What is Holistic Herbal Medicine?
Anne McIntyre’s comments about The Business of Botanicals are my favorite – because she describes is exactly what I set out to do in writing this book.
“Like herbs themselves, The Business of Botanicals is rich in colors, scents, and flavors and is rooted in the earth—exquisite and messy, beautiful and dirty all at the same time. Armbrecht takes us on a journey to many corners of the world to visit plant growers and collectors, as well as teachers and conservationists. In the true spirit of inquiry, her journey comes back to the heart, the organ of true perception…. If the herbalism we practice is holistic because it considers the whole picture of a patient before formulating a prescription, and the whole plant we use is clearly more than the sum of its constituent parts, so too this book offers a truly holistic perspective. As Armbrecht says, her journey became the medicine these plants offer. . . . That is their promise.”
—Anne McIntyre, author of Dispensing with Tradition and The Ayurveda Bible
Healing as Wholeness

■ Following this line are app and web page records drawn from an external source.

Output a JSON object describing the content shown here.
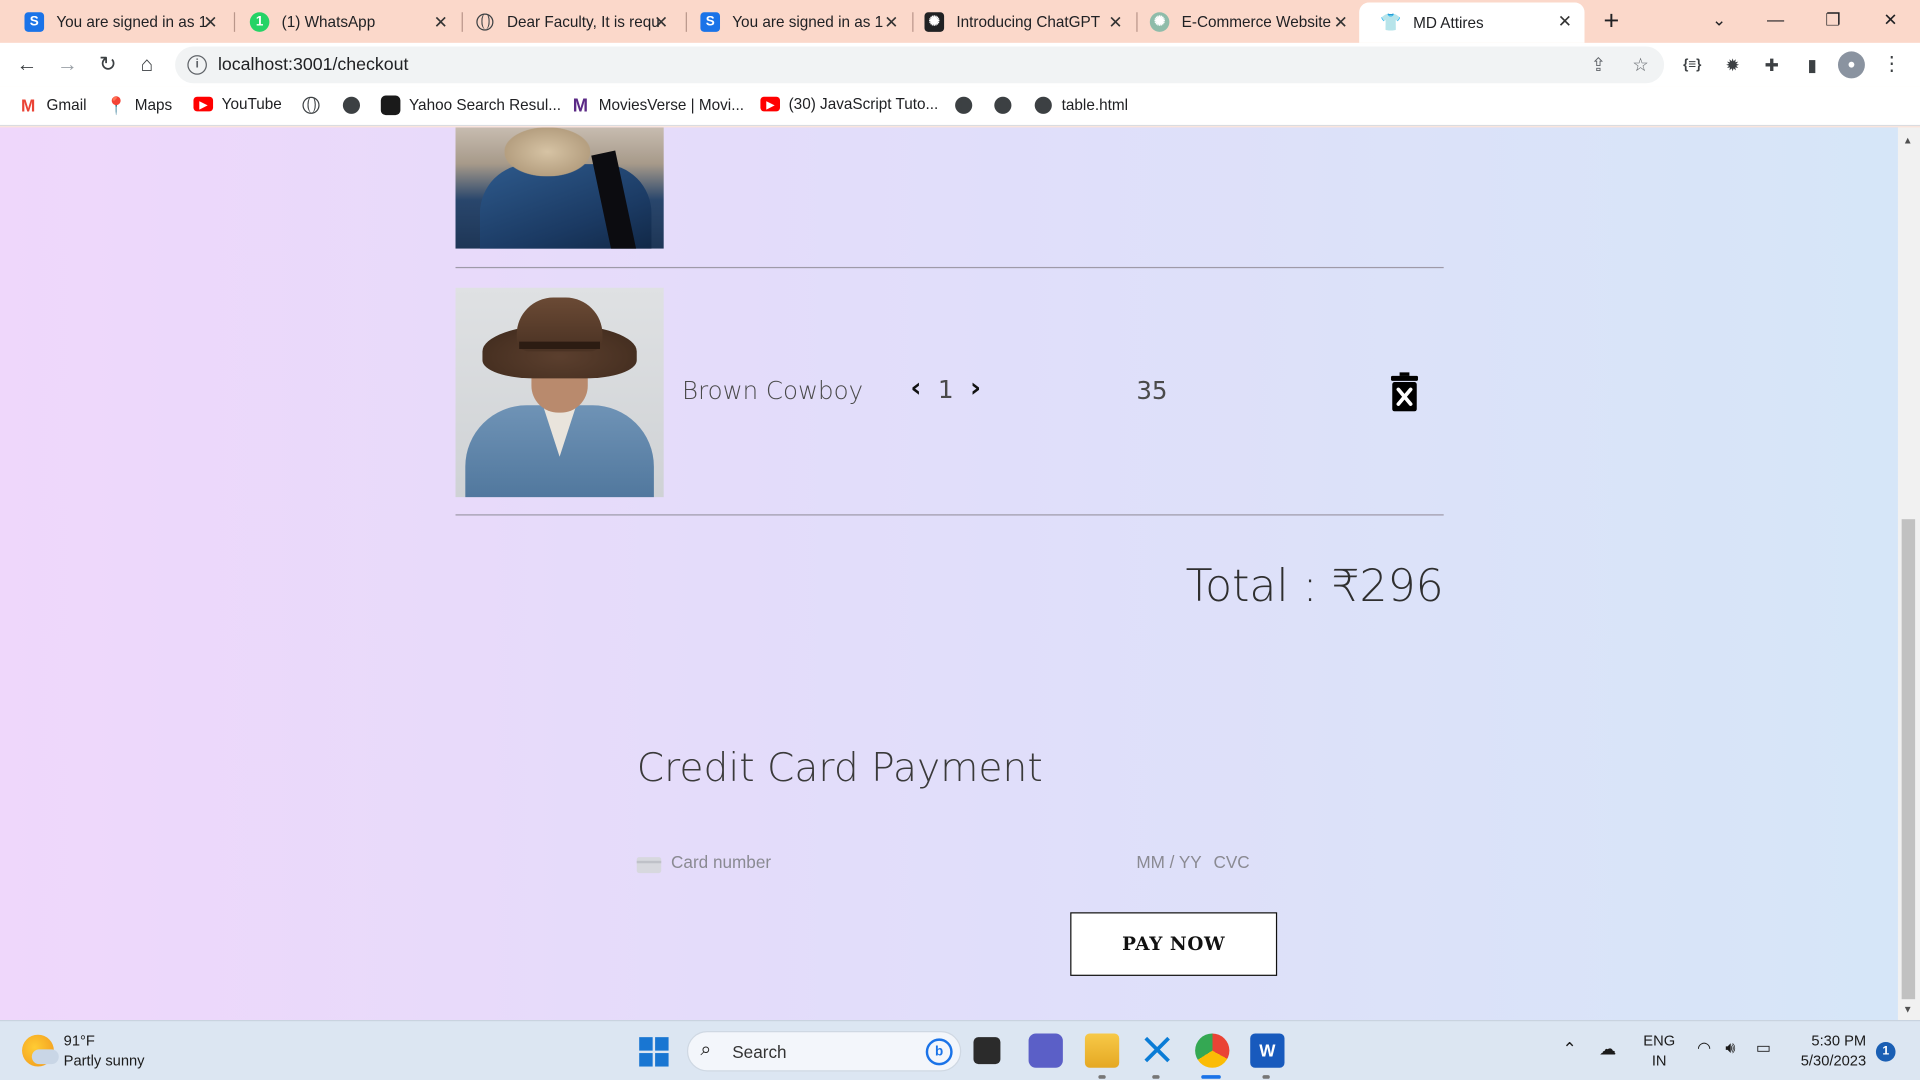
{
  "browser": {
    "tabs": [
      {
        "title": "You are signed in as 1",
        "favicon": "s-icon"
      },
      {
        "title": "(1) WhatsApp",
        "favicon": "whatsapp-icon"
      },
      {
        "title": "Dear Faculty, It is requ",
        "favicon": "globe-icon"
      },
      {
        "title": "You are signed in as 1",
        "favicon": "s-icon"
      },
      {
        "title": "Introducing ChatGPT",
        "favicon": "openai-icon"
      },
      {
        "title": "E-Commerce Website",
        "favicon": "chatgpt-icon"
      },
      {
        "title": "MD Attires",
        "favicon": "shirt-icon",
        "active": true
      }
    ],
    "address": "localhost:3001/checkout",
    "bookmarks": [
      {
        "label": "Gmail",
        "icon": "gmail-icon"
      },
      {
        "label": "Maps",
        "icon": "maps-icon"
      },
      {
        "label": "YouTube",
        "icon": "youtube-icon"
      },
      {
        "label": "",
        "icon": "globe-icon"
      },
      {
        "label": "",
        "icon": "globe-icon"
      },
      {
        "label": "Yahoo Search Resul...",
        "icon": "yahoo-icon"
      },
      {
        "label": "MoviesVerse | Movi...",
        "icon": "moviesverse-icon"
      },
      {
        "label": "(30) JavaScript Tuto...",
        "icon": "youtube-icon"
      },
      {
        "label": "",
        "icon": "globe-icon"
      },
      {
        "label": "",
        "icon": "globe-icon"
      },
      {
        "label": "table.html",
        "icon": "globe-icon"
      }
    ]
  },
  "cart": {
    "items": [
      {
        "name": "",
        "image": "denim-jacket-fur-collar"
      },
      {
        "name": "Brown Cowboy",
        "quantity": "1",
        "price": "35",
        "image": "brown-cowboy-hat"
      }
    ],
    "total_label": "Total : ₹296"
  },
  "payment": {
    "title": "Credit Card Payment",
    "card_placeholder": "Card number",
    "expiry_placeholder": "MM / YY",
    "cvc_placeholder": "CVC",
    "pay_button": "PAY NOW"
  },
  "taskbar": {
    "weather_temp": "91°F",
    "weather_desc": "Partly sunny",
    "search_label": "Search",
    "lang_line1": "ENG",
    "lang_line2": "IN",
    "time": "5:30 PM",
    "date": "5/30/2023",
    "notification_count": "1"
  },
  "colors": {
    "tabstrip": "#fbd8ca",
    "page_gradient_start": "#efd7fb",
    "page_gradient_end": "#d6e6f8"
  }
}
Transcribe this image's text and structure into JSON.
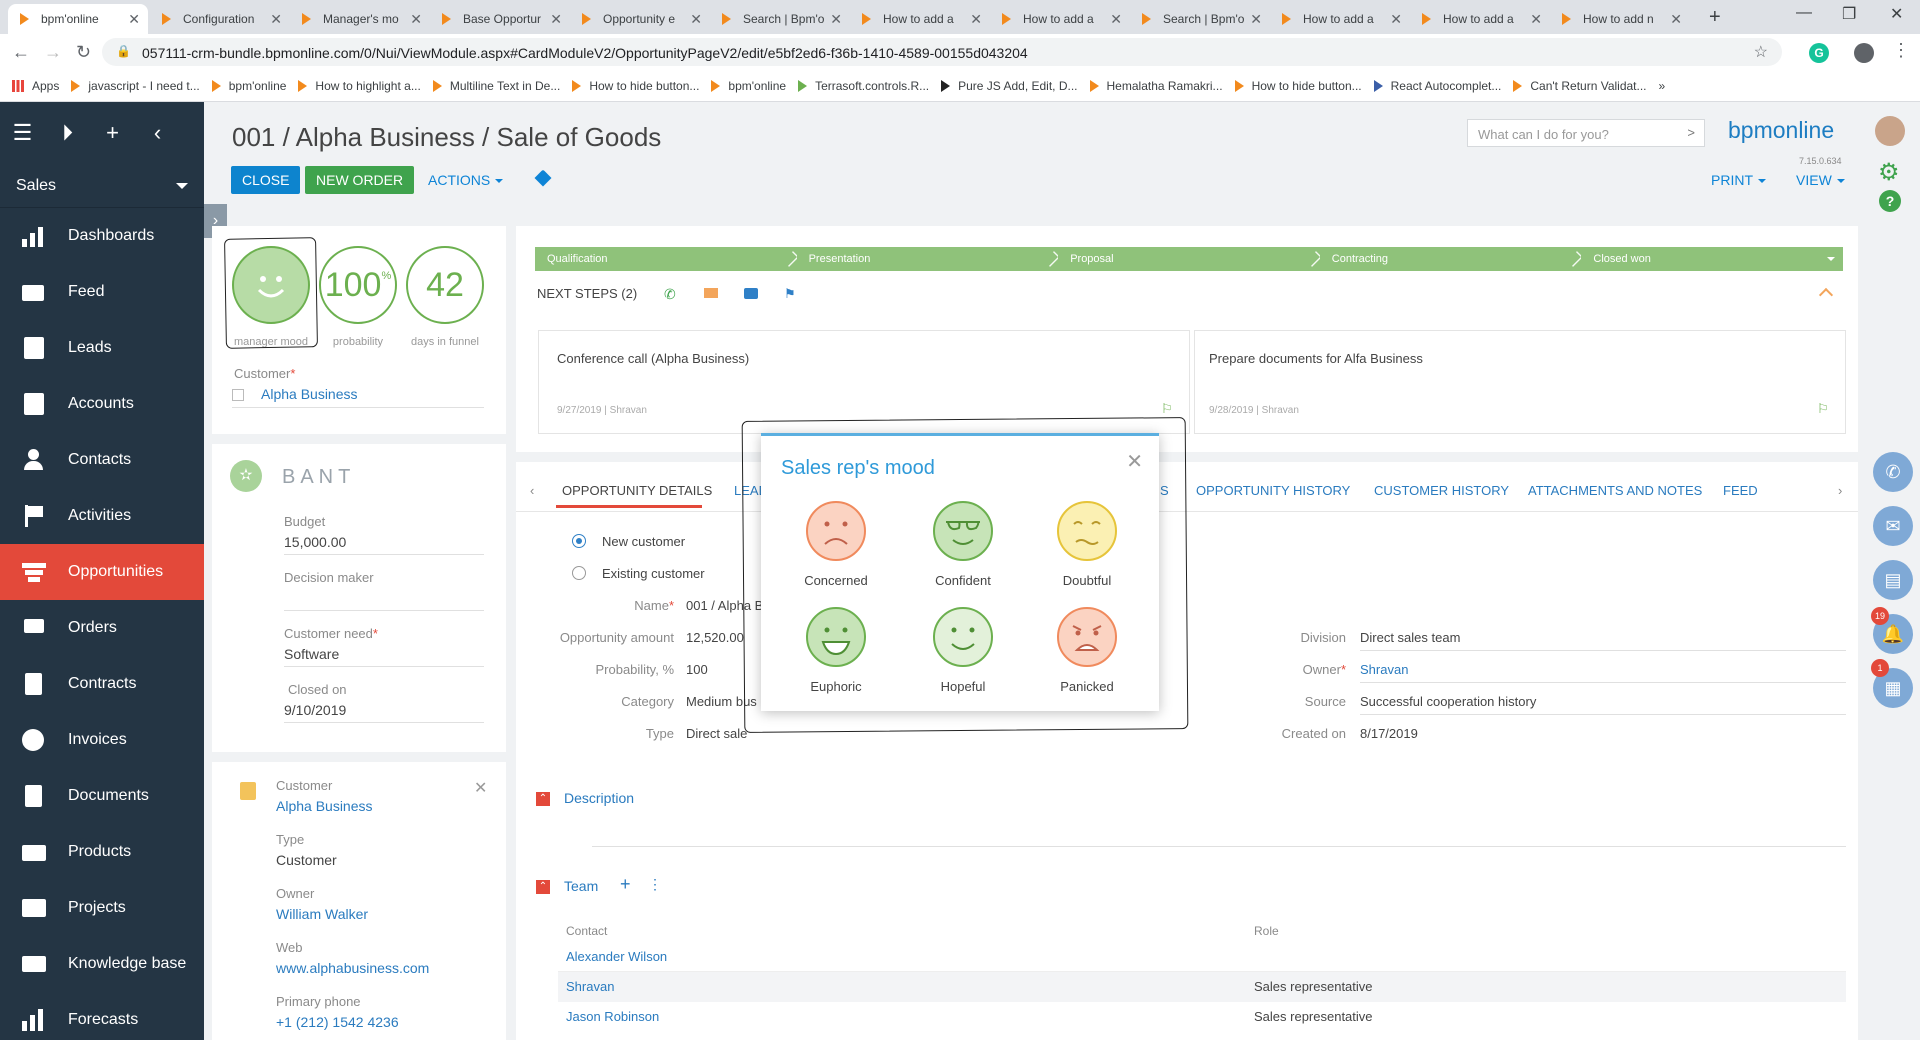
{
  "browser": {
    "tabs": [
      {
        "label": "bpm'online",
        "active": true
      },
      {
        "label": "Configuration"
      },
      {
        "label": "Manager's mo"
      },
      {
        "label": "Base Opportur"
      },
      {
        "label": "Opportunity e"
      },
      {
        "label": "Search | Bpm'o"
      },
      {
        "label": "How to add a"
      },
      {
        "label": "How to add a"
      },
      {
        "label": "Search | Bpm'o"
      },
      {
        "label": "How to add a"
      },
      {
        "label": "How to add a"
      },
      {
        "label": "How to add n"
      }
    ],
    "url": "057111-crm-bundle.bpmonline.com/0/Nui/ViewModule.aspx#CardModuleV2/OpportunityPageV2/edit/e5bf2ed6-f36b-1410-4589-00155d043204",
    "bookmarks": [
      "Apps",
      "javascript - I need t...",
      "bpm'online",
      "How to highlight a...",
      "Multiline Text in De...",
      "How to hide button...",
      "bpm'online",
      "Terrasoft.controls.R...",
      "Pure JS Add, Edit, D...",
      "Hemalatha Ramakri...",
      "How to hide button...",
      "React Autocomplet...",
      "Can't Return Validat..."
    ]
  },
  "nav": {
    "workspace": "Sales",
    "items": [
      {
        "label": "Dashboards"
      },
      {
        "label": "Feed"
      },
      {
        "label": "Leads"
      },
      {
        "label": "Accounts"
      },
      {
        "label": "Contacts"
      },
      {
        "label": "Activities"
      },
      {
        "label": "Opportunities",
        "active": true
      },
      {
        "label": "Orders"
      },
      {
        "label": "Contracts"
      },
      {
        "label": "Invoices"
      },
      {
        "label": "Documents"
      },
      {
        "label": "Products"
      },
      {
        "label": "Projects"
      },
      {
        "label": "Knowledge base"
      },
      {
        "label": "Forecasts"
      }
    ]
  },
  "header": {
    "title": "001 / Alpha Business / Sale of Goods",
    "close": "CLOSE",
    "new_order": "NEW ORDER",
    "actions": "ACTIONS",
    "command_placeholder": "What can I do for you?",
    "brand": "bpmonline",
    "version": "7.15.0.634",
    "print": "PRINT",
    "view": "VIEW"
  },
  "metrics": {
    "mood_label": "manager mood",
    "probability_value": "100",
    "probability_unit": "%",
    "probability_label": "probability",
    "days_value": "42",
    "days_label": "days in funnel",
    "customer_label": "Customer",
    "customer_value": "Alpha Business"
  },
  "bant": {
    "title": "BANT",
    "budget_label": "Budget",
    "budget_value": "15,000.00",
    "decision_label": "Decision maker",
    "need_label": "Customer need",
    "need_value": "Software",
    "closed_label": "Closed on",
    "closed_value": "9/10/2019"
  },
  "customer_card": {
    "customer_label": "Customer",
    "customer_value": "Alpha Business",
    "type_label": "Type",
    "type_value": "Customer",
    "owner_label": "Owner",
    "owner_value": "William Walker",
    "web_label": "Web",
    "web_value": "www.alphabusiness.com",
    "phone_label": "Primary phone",
    "phone_value": "+1 (212) 1542 4236"
  },
  "stages": [
    "Qualification",
    "Presentation",
    "Proposal",
    "Contracting",
    "Closed won"
  ],
  "next_steps": {
    "title": "NEXT STEPS (2)",
    "items": [
      {
        "title": "Conference call (Alpha Business)",
        "date": "9/27/2019",
        "owner": "Shravan"
      },
      {
        "title": "Prepare documents for Alfa Business",
        "date": "9/28/2019",
        "owner": "Shravan"
      }
    ]
  },
  "detail_tabs": [
    "OPPORTUNITY DETAILS",
    "LEAD",
    "S",
    "OPPORTUNITY HISTORY",
    "CUSTOMER HISTORY",
    "ATTACHMENTS AND NOTES",
    "FEED"
  ],
  "details": {
    "new_customer": "New customer",
    "existing_customer": "Existing customer",
    "name_label": "Name",
    "name_value": "001 / Alpha B",
    "amount_label": "Opportunity amount",
    "amount_value": "12,520.00",
    "probability_label": "Probability, %",
    "probability_value": "100",
    "category_label": "Category",
    "category_value": "Medium bus",
    "type_label": "Type",
    "type_value": "Direct sale",
    "division_label": "Division",
    "division_value": "Direct sales team",
    "owner_label": "Owner",
    "owner_value": "Shravan",
    "source_label": "Source",
    "source_value": "Successful cooperation history",
    "created_label": "Created on",
    "created_value": "8/17/2019",
    "description": "Description",
    "team": "Team",
    "team_contact_col": "Contact",
    "team_role_col": "Role",
    "team_rows": [
      {
        "contact": "Alexander Wilson",
        "role": ""
      },
      {
        "contact": "Shravan",
        "role": "Sales representative"
      },
      {
        "contact": "Jason Robinson",
        "role": "Sales representative"
      }
    ]
  },
  "dialog": {
    "title": "Sales rep's mood",
    "moods": [
      {
        "label": "Concerned",
        "color": "#f08a5d",
        "fill": "#fbd3c2"
      },
      {
        "label": "Confident",
        "color": "#6cb04f",
        "fill": "#c7e4b8"
      },
      {
        "label": "Doubtful",
        "color": "#e6c43a",
        "fill": "#fbf0b3"
      },
      {
        "label": "Euphoric",
        "color": "#6cb04f",
        "fill": "#c7e4b8"
      },
      {
        "label": "Hopeful",
        "color": "#6cb04f",
        "fill": "#e3f1da"
      },
      {
        "label": "Panicked",
        "color": "#f08a5d",
        "fill": "#fbd3c2"
      }
    ]
  },
  "right_panel": {
    "notifications_badge": "19",
    "tasks_badge": "1"
  }
}
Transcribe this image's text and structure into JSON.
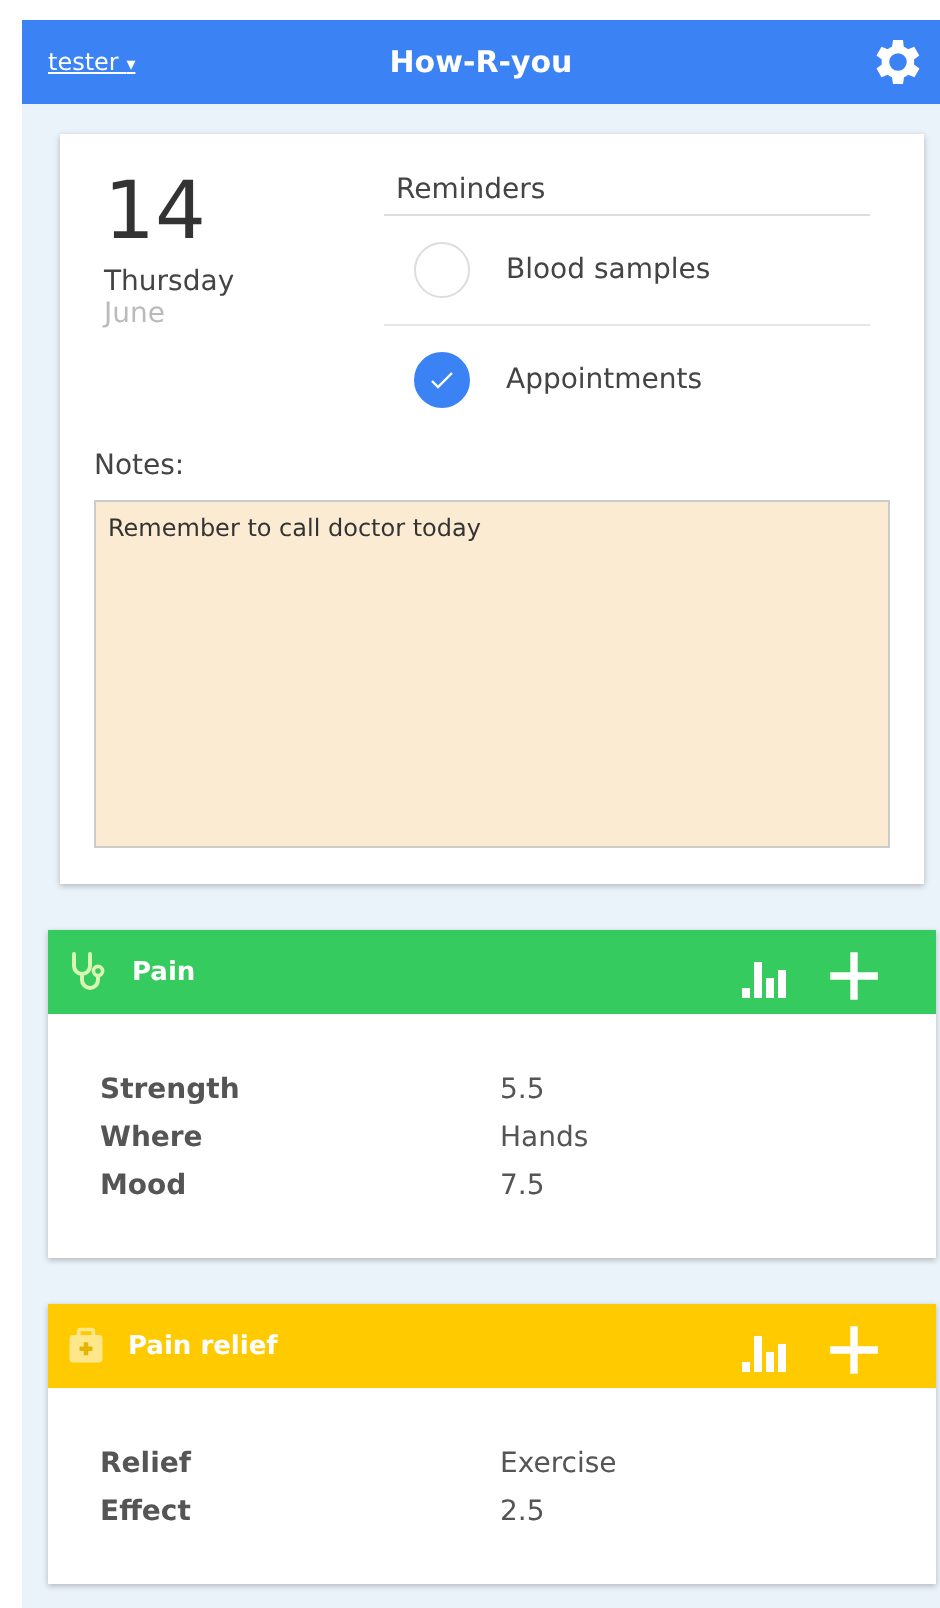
{
  "header": {
    "user": "tester",
    "user_caret": "▾",
    "title": "How-R-you"
  },
  "day": {
    "number": "14",
    "weekday": "Thursday",
    "month": "June"
  },
  "reminders": {
    "title": "Reminders",
    "items": [
      {
        "label": "Blood samples",
        "checked": false
      },
      {
        "label": "Appointments",
        "checked": true
      }
    ]
  },
  "notes": {
    "label": "Notes:",
    "value": "Remember to call doctor today"
  },
  "cards": [
    {
      "title": "Pain",
      "kind": "stethoscope",
      "color": "#35cb5f",
      "rows": [
        {
          "label": "Strength",
          "value": "5.5"
        },
        {
          "label": "Where",
          "value": "Hands"
        },
        {
          "label": "Mood",
          "value": "7.5"
        }
      ]
    },
    {
      "title": "Pain relief",
      "kind": "medkit",
      "color": "#ffcb00",
      "rows": [
        {
          "label": "Relief",
          "value": "Exercise"
        },
        {
          "label": "Effect",
          "value": "2.5"
        }
      ]
    }
  ]
}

The promise of herbal medicine is that it is better for us and for the earth. Is that really the case? The end product can only ever be as healthy as the health of each step of the journey. What do you know about the health of the plants in the products you purchase? About the lives of the men and women harvesting and growing and handling the herbs? What about the ecosystem? The water? The health of the soil?
In Hedangna, a Yamphu village in northeastern Nepal, the priests and shamans can see double, they can see the living and the non-living, the ancestors on whom their lives in the present depend. Not seeing those ancestors, not seeing what it is that sustains us, these healers say, makes us selfish.
In the same way, not seeing the ways our choices impact the lives and places on the far side of the supply chain makes us selfish. We think of our needs, not our responsibilities. We ask how will this product help me be well rather than asking, by purchasing this product rather than that one, how can I use my resources to create more wellness in the world?
Doing this requires seeing behind the veil of an economic system that depends on our not seeing.
It is up to each of us to lift that veil, to see beyond what the market wants us to see. To ask and to ask again. it means we might buy less, perhaps, to minimize our footprint. But we can also be more discerning in what we do buy, so that, perhaps, we can make more of a difference. Through that discernment, we engage. And, in my experience, through that engagement we may find the deeper healing we didn’t even know we were seeking.